So, what is the response to all of this? Two words: personal sanctity. Personal sanctity is the one thing the devil can never defeat. Personal sanctity is the one thing the enemies of the Church can never overcome. Personal sanctity is the one thing those determined to undermine the Church can never undermine. Why? Because personal sanctity is personal and, as such, it is entirely within the purview of the individual under the power of God’s grace. Therefore, it cannot be touched from the outside. It can only be surrendered from within.
Be a saint!
Never surrender your personal sanctity to the madding crowd, to false friends, to enemies of Christ, or to the devil himself. Never surrender your personal sanctity to the demons of sloth or acedia (spiritual laziness), to your own personal preferences or desires. Never surrender your personal sanctity even to those who would demand that you forsake it under threat of severe consequences, the loss of a job, the loss of a friendship, the loss of any material possession, or even the loss of your life.
What does it take to live a life of personal sanctity? Courage! Courage is the one virtue possessed by all the saints. Yes, many saints excelled in many virtues, and they all excelled in quite a few. But, the one possessed by every saint was courage – courage in the face of enemies, courage in the face of temptation, courage in the face of the slings and arrows of outrageous fortune and, especially, courage in the face of themselves and their own weakness.
Why does personal sanctity require courage? We tend to think of personal sanctity as excelling in the life of prayer and chastity. Yes, of course, that is much of it. Prayer and chastity are lived mostly in the private realm of the heart and home. But, personal sanctity also includes the courage to stand as a witness for the faith against attack, the virtues of fortitude and perseverance against temptations from within and attacks from without, whether those attacks are from natural or supernatural agents.
The Church needs many things today.

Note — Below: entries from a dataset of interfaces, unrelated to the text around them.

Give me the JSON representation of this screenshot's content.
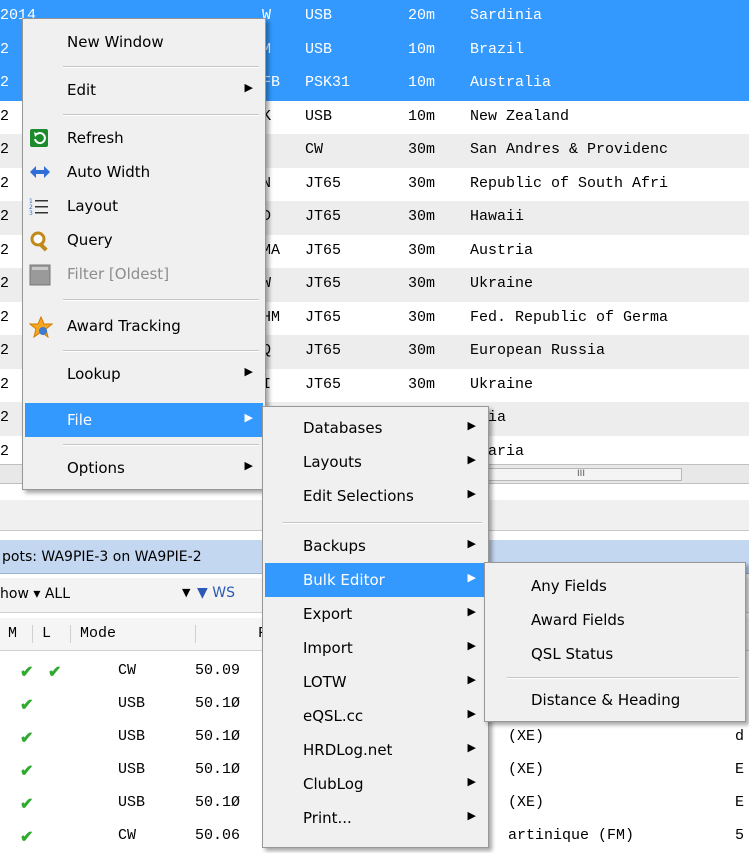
{
  "log_rows": [
    {
      "c1": "2014",
      "c2": "W",
      "mode": "USB",
      "band": "20m",
      "country": "Sardinia",
      "style": "sel"
    },
    {
      "c1": "2",
      "c2": "M",
      "mode": "USB",
      "band": "10m",
      "country": "Brazil",
      "style": "sel"
    },
    {
      "c1": "2",
      "c2": "FB",
      "mode": "PSK31",
      "band": "10m",
      "country": "Australia",
      "style": "sel"
    },
    {
      "c1": "2",
      "c2": "K",
      "mode": "USB",
      "band": "10m",
      "country": "New Zealand",
      "style": ""
    },
    {
      "c1": "2",
      "c2": "",
      "mode": "CW",
      "band": "30m",
      "country": "San Andres & Providenc",
      "style": "alt"
    },
    {
      "c1": "2",
      "c2": "N",
      "mode": "JT65",
      "band": "30m",
      "country": "Republic of South Afri",
      "style": ""
    },
    {
      "c1": "2",
      "c2": "D",
      "mode": "JT65",
      "band": "30m",
      "country": "Hawaii",
      "style": "alt"
    },
    {
      "c1": "2",
      "c2": "MA",
      "mode": "JT65",
      "band": "30m",
      "country": "Austria",
      "style": ""
    },
    {
      "c1": "2",
      "c2": "W",
      "mode": "JT65",
      "band": "30m",
      "country": "Ukraine",
      "style": "alt"
    },
    {
      "c1": "2",
      "c2": "HM",
      "mode": "JT65",
      "band": "30m",
      "country": "Fed. Republic of Germa",
      "style": ""
    },
    {
      "c1": "2",
      "c2": "Q",
      "mode": "JT65",
      "band": "30m",
      "country": "European Russia",
      "style": "alt"
    },
    {
      "c1": "2",
      "c2": "I",
      "mode": "JT65",
      "band": "30m",
      "country": "Ukraine",
      "style": ""
    },
    {
      "c1": "2",
      "c2": "",
      "mode": "",
      "band": "",
      "country": "tvia",
      "style": "alt"
    },
    {
      "c1": "2",
      "c2": "",
      "mode": "",
      "band": "",
      "country": "lgaria",
      "style": ""
    }
  ],
  "scroll_thumb": "III",
  "spots": {
    "title": "pots: WA9PIE-3 on WA9PIE-2",
    "show_label": "how ▾ ALL",
    "filter_label": "WS",
    "headers": {
      "m": "M",
      "l": "L",
      "mode": "Mode",
      "freq": "F"
    },
    "rows": [
      {
        "m": "✔",
        "l": "✔",
        "mode": "CW",
        "freq": "50.09",
        "country": "",
        "extra": ""
      },
      {
        "m": "✔",
        "l": "",
        "mode": "USB",
        "freq": "50.1Ø",
        "country": "",
        "extra": ""
      },
      {
        "m": "✔",
        "l": "",
        "mode": "USB",
        "freq": "50.1Ø",
        "country": "(XE)",
        "extra": "d"
      },
      {
        "m": "✔",
        "l": "",
        "mode": "USB",
        "freq": "50.1Ø",
        "country": "(XE)",
        "extra": "E"
      },
      {
        "m": "✔",
        "l": "",
        "mode": "USB",
        "freq": "50.1Ø",
        "country": "(XE)",
        "extra": "E"
      },
      {
        "m": "✔",
        "l": "",
        "mode": "CW",
        "freq": "50.06",
        "country": "artinique (FM)",
        "extra": "5"
      }
    ]
  },
  "main_menu": {
    "new_window": "New Window",
    "edit": "Edit",
    "refresh": "Refresh",
    "auto_width": "Auto Width",
    "layout": "Layout",
    "query": "Query",
    "filter": "Filter [Oldest]",
    "award_tracking": "Award Tracking",
    "lookup": "Lookup",
    "file": "File",
    "options": "Options"
  },
  "file_menu": {
    "databases": "Databases",
    "layouts": "Layouts",
    "edit_selections": "Edit Selections",
    "backups": "Backups",
    "bulk_editor": "Bulk Editor",
    "export": "Export",
    "import": "Import",
    "lotw": "LOTW",
    "eqsl": "eQSL.cc",
    "hrdlog": "HRDLog.net",
    "clublog": "ClubLog",
    "print": "Print..."
  },
  "bulk_menu": {
    "any_fields": "Any Fields",
    "award_fields": "Award Fields",
    "qsl_status": "QSL Status",
    "distance_heading": "Distance & Heading"
  },
  "icons": {
    "refresh": "refresh-icon",
    "auto_width": "auto-width-icon",
    "layout": "layout-icon",
    "query": "magnifier-icon",
    "filter": "filter-icon",
    "award": "star-icon"
  },
  "colors": {
    "selection": "#3399ff",
    "menu_bg": "#f0f0f0",
    "check": "#2eaa2e"
  }
}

She needs faithful priests. She needs bishops with wisdom and backbones. She needs men and women willing to give everything for the gospel. She needs uncompromising catechists. She needs men and women who bring the values of the gospel to bear on the public square. All of which means, the Church needs saints.
So, my advice: don’t fret none about being politically correct or incorrect, about being a Democrat, Republican, or Independent, about being on the right or wrong side of history, about being labeled a bigot, liberal, racist, deplorable, nationalist, misogynist, socialist, homophobe, or un-American, about how many likes you get on Facebook or how many folks share your tweets. Focus on growing in personal sanctity. Because, more than anything else (besides God’s grace, ‘natch!), the Church needs saints.

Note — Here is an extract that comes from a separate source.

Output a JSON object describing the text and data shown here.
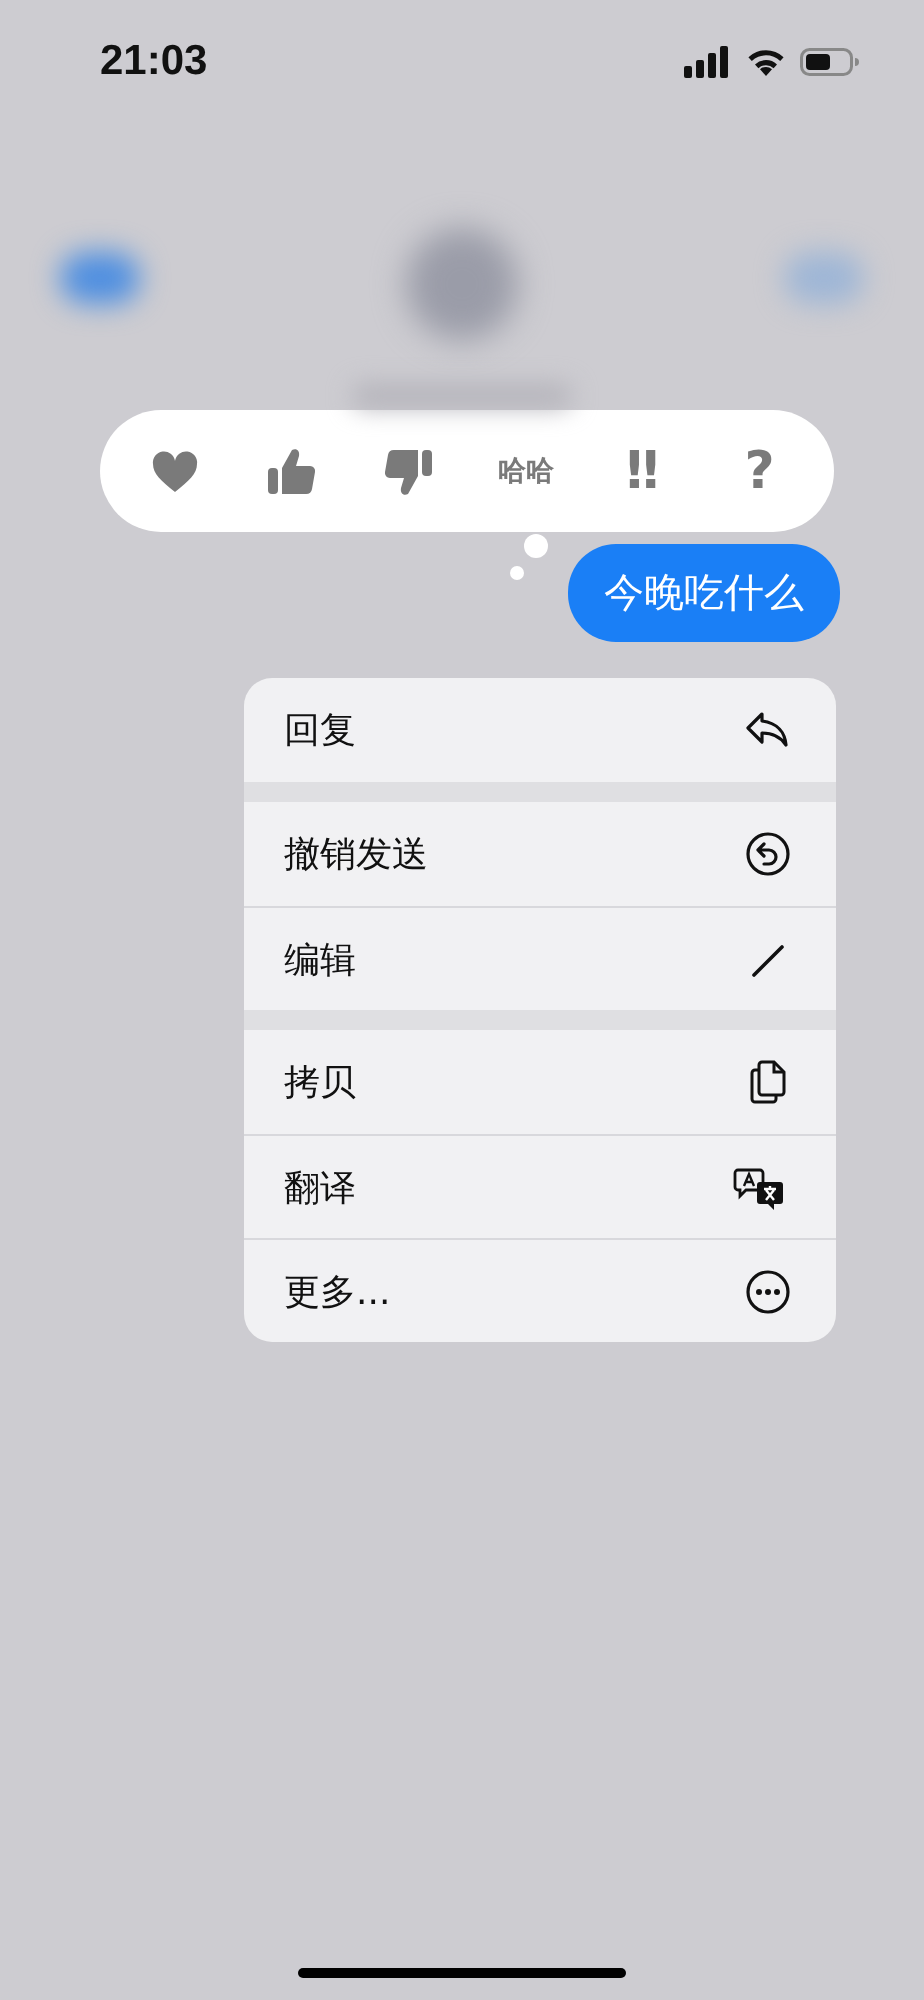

Make November 1 your solemnity.
Be a saint!
Be Christ for all. Bring Christ to all. See Christ in all.